In the meantime, work is underway to explore the possibility that the Egyptian Queen Nefertiti, wife of Akenaten and possibly pharaoh in her own right, may have been buried in a series of rooms off the small burial space of King Tut himself. Archaeology.org and the BBC have reported on it, as well as, surprisingly enough, The Economist (this article includes details on the theory postulated by Nicholas Reeves). I expect there will be more articles with the famous bust of Nefertiti, on display at the Neues Museum in Berlin, as the lead photo in the days and weeks and months to come. One thing I’d like to know: why would the ancient Egyptians have wanted to hide her burial chambers?

However, the highlight of the week for me personally was this article on the 6th century BCE sanctuary discovered on the Palatine in Rome. I’ve wandered past dig sites there that were cordoned off from public dalliance, and imagined the wonders beneath the hill ever since the first images were broadcast during initial tests of an area now called the Lupercal.

And with that, here’s this week’s roundup.

From the Beeb:

Archaeologists and scholars are working to decipher a series of inscriptions from a mikveh in Israel. I’m not sure if this is the same ritual bath that was discovered by accident during home renovations, but I’ll be interested to see what ultimately comes of this.

From the Smithsonian:

A feature discusses the viability of tomb raiding in China (and, by extension, elsewhere).

Evidence shows that teenage girls have been language disruptors since at least Shakespeare’s day. Like, totes!

And the oldest existing colour illustrated printed book – a 1633 volume of a Manual on Calligraphy and Painting – has been digitized to both protect the original and to allow for further study. Check out what else was recently digitized using this remarkable new technique!

From Archaeology.org:

Work continues at a site in Denmark believed to be a Neolithic sun temple complex.

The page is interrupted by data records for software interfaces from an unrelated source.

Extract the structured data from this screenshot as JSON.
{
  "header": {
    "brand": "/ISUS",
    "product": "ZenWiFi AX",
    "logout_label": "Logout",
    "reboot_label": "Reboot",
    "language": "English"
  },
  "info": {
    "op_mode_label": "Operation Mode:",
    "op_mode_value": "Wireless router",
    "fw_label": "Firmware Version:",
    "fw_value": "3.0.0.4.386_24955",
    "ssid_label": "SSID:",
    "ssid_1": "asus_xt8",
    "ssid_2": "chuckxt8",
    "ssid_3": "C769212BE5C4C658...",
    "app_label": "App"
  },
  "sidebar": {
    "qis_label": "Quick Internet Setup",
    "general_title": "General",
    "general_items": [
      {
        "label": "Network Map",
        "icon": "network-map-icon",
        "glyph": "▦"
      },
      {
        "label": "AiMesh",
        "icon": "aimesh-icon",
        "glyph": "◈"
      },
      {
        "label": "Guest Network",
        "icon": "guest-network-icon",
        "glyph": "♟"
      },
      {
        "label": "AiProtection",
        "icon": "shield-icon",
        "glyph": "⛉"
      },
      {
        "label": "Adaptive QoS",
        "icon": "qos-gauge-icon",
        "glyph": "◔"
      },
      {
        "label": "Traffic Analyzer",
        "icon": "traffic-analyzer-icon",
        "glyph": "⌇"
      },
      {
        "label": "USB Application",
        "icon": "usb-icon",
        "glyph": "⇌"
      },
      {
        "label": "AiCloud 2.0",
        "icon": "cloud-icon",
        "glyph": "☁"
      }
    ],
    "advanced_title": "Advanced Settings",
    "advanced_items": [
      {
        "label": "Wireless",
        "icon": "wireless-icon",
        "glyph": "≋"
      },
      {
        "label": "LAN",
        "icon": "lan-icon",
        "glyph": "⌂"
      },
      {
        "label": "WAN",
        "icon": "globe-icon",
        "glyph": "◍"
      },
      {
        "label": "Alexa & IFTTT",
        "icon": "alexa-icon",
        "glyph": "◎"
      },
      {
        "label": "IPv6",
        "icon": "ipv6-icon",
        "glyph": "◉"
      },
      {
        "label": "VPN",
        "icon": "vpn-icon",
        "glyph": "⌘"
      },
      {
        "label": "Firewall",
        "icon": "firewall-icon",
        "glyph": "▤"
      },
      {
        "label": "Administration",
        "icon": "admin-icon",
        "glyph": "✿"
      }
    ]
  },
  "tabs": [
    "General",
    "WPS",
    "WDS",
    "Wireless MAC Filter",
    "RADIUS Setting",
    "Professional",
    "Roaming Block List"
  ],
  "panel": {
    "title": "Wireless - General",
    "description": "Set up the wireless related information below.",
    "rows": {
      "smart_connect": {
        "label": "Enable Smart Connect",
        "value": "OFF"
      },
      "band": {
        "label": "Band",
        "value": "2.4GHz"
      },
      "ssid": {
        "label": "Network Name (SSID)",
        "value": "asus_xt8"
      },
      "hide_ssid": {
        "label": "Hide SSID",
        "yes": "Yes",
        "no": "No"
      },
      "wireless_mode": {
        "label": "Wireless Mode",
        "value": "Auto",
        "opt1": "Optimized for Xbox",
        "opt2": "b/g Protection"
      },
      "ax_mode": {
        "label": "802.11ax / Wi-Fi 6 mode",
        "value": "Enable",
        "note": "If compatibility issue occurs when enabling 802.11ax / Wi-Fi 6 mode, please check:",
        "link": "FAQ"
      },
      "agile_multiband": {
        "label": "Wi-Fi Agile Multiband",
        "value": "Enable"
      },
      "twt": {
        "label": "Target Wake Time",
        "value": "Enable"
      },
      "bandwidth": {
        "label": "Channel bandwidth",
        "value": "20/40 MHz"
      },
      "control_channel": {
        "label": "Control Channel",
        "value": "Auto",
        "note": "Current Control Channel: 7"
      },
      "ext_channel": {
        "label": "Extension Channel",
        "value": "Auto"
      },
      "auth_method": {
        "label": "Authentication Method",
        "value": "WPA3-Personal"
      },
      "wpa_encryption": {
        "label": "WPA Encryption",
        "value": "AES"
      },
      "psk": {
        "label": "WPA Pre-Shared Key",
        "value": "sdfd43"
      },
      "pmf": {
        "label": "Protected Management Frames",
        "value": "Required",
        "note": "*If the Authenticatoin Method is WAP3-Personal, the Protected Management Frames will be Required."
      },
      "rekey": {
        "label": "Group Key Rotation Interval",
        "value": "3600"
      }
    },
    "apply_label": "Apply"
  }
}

In the first of three shipwreck stories, a gun carriage from The London has been brought to the surface. This ship carried Charles II from the Netherlands in 1660 to restore the monarchy in England, and then exploded five years later when the explosives it was carrying ignited.

The bell from the HMS Hoodthe British flagship destroyer that was sunk by the Bismarck in the Denmark Strait in 1941 with the loss of all but three of over 1,400 lives, has been raised and will become part of a memorial at the National Museum of the Royal Navy.

And finally, the mystery of one of the cargo ships of the 19th century Baron de Rothschild may have been solved with the discovery of a ship of similar description off the coast of Israel.

Restoration work is underway to maintain the breathtaking Domus Aurea of Nero in Rome.

And a plague pit from the 17th century has been discovered during construction of the new high-speed Crossrail in England near Liverpool Street Station. To demonstrate the extreme nature of the epidemic that affected England at this time, The Guardian has created an interactive map of the plague victims uncovered during this construction project.